_EXERCISE MATERIALS:_
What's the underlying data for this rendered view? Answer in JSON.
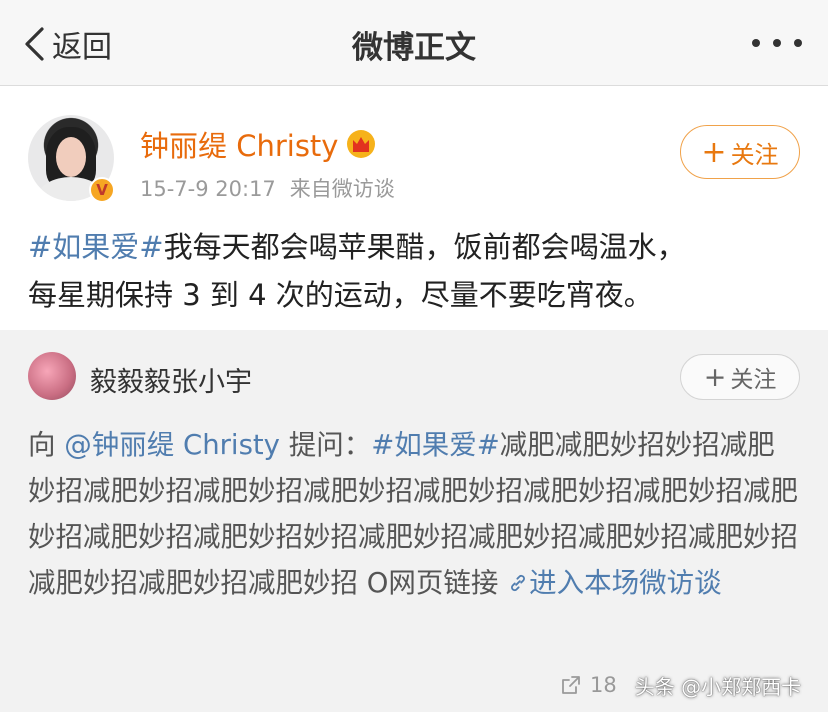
{
  "nav": {
    "back_label": "返回",
    "title": "微博正文"
  },
  "post": {
    "author": "钟丽缇 Christy",
    "time": "15-7-9 20:17",
    "source": "来自微访谈",
    "follow_label": "关注",
    "hashtag": "#如果爱#",
    "text_line1": "我每天都会喝苹果醋，饭前都会喝温水，",
    "text_line2": "每星期保持 3 到 4 次的运动，尽量不要吃宵夜。"
  },
  "quoted": {
    "asker": "毅毅毅张小宇",
    "follow_label": "关注",
    "prefix": "向",
    "mention": "@钟丽缇 Christy",
    "ask_word": "提问：",
    "hashtag": "#如果爱#",
    "question": "减肥减肥妙招妙招减肥妙招减肥妙招减肥妙招减肥妙招减肥妙招减肥妙招减肥妙招减肥妙招减肥妙招减肥妙招妙招减肥妙招减肥妙招减肥妙招减肥妙招减肥妙招减肥妙招减肥妙招",
    "web_link": "O网页链接",
    "interview_link": "进入本场微访谈",
    "share_count": "18",
    "watermark": "头条 @小郑郑西卡"
  },
  "colors": {
    "author_orange": "#e86b0c",
    "link_blue": "#507daf",
    "follow_orange": "#f0a24a"
  },
  "icons": [
    "chevron-left-icon",
    "more-dots-icon",
    "crown-icon",
    "verified-v-icon",
    "plus-icon",
    "link-icon",
    "share-icon"
  ]
}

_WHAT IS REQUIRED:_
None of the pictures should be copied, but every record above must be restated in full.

_FINISHED EXERCISE:_
What's the underlying data for this rendered view? Answer in JSON.
{
  "nav": {
    "back_label": "返回",
    "title": "微博正文"
  },
  "post": {
    "author": "钟丽缇 Christy",
    "time": "15-7-9 20:17",
    "source": "来自微访谈",
    "follow_label": "关注",
    "hashtag": "#如果爱#",
    "text_line1": "我每天都会喝苹果醋，饭前都会喝温水，",
    "text_line2": "每星期保持 3 到 4 次的运动，尽量不要吃宵夜。"
  },
  "quoted": {
    "asker": "毅毅毅张小宇",
    "follow_label": "关注",
    "prefix": "向",
    "mention": "@钟丽缇 Christy",
    "ask_word": "提问：",
    "hashtag": "#如果爱#",
    "question": "减肥减肥妙招妙招减肥妙招减肥妙招减肥妙招减肥妙招减肥妙招减肥妙招减肥妙招减肥妙招减肥妙招减肥妙招妙招减肥妙招减肥妙招减肥妙招减肥妙招减肥妙招减肥妙招减肥妙招",
    "web_link": "O网页链接",
    "interview_link": "进入本场微访谈",
    "share_count": "18",
    "watermark": "头条 @小郑郑西卡"
  },
  "colors": {
    "author_orange": "#e86b0c",
    "link_blue": "#507daf",
    "follow_orange": "#f0a24a"
  },
  "icons": [
    "chevron-left-icon",
    "more-dots-icon",
    "crown-icon",
    "verified-v-icon",
    "plus-icon",
    "link-icon",
    "share-icon"
  ]
}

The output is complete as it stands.